While there are numerous advantages to working as a freelancer, one of the biggest disadvantages is not having certain financial accounts set up for you automatically — most employers give full-time employees a retirement fund, as well as other savings types of accounts. Of course, you can absolutely set these accounts up for yourself as a freelancer, you just have to have the motivation (and knowledge) to get started.
For a lot of self-employed individuals and freelancers, the cost of insurance can feel like a lot, especially since it’s coming directly out of your own pocket. Of course, the cost of not having insurance can be equally as high (if not significantly more). Insurance, whether home, auto, or health, ensures that you’re protected, especially in the case of emergencies and unforeseen disasters.
Facing job loss at the time of a pandemic is nothing anyone would embrace, and it’s possibly one of the most difficult challenges of your adult life, but you still have options. You could seek another job in your industry, a position suited to your unique skill set. In a strong jobs climate, this wouldn’t seem as much of a gamble as it does right now. Because, with the job market uncertain, what if you don’t find something right away, this month, or even this year?
There’s a big difference between someone who freelances and someone who makes a living as a freelancer. In order to find yourself in the latter group, there are a few things you should start doing today. Becoming a professional freelancer isn’t difficult, especially when you have the skills necessary to deliver outstanding work. However, in order to become truly successful you have to commit to what you’re doing, which means showing up day after day and following the advice of other successful freelancers.

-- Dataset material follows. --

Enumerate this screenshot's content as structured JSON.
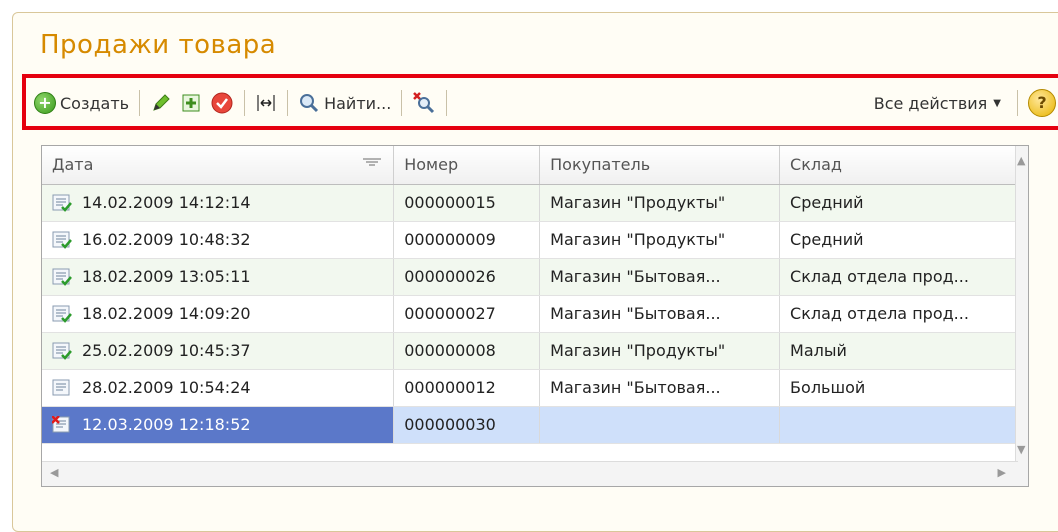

One of the major reasons freelancers tend to find more success on CareerGig than other freelance platforms is that CareerGig works with freelancers, making sure they’re finding gigs that match the skills and expertise they bring to the table. One of the ways CareerGig does this is by leveraging skills assessments in a variety of areas.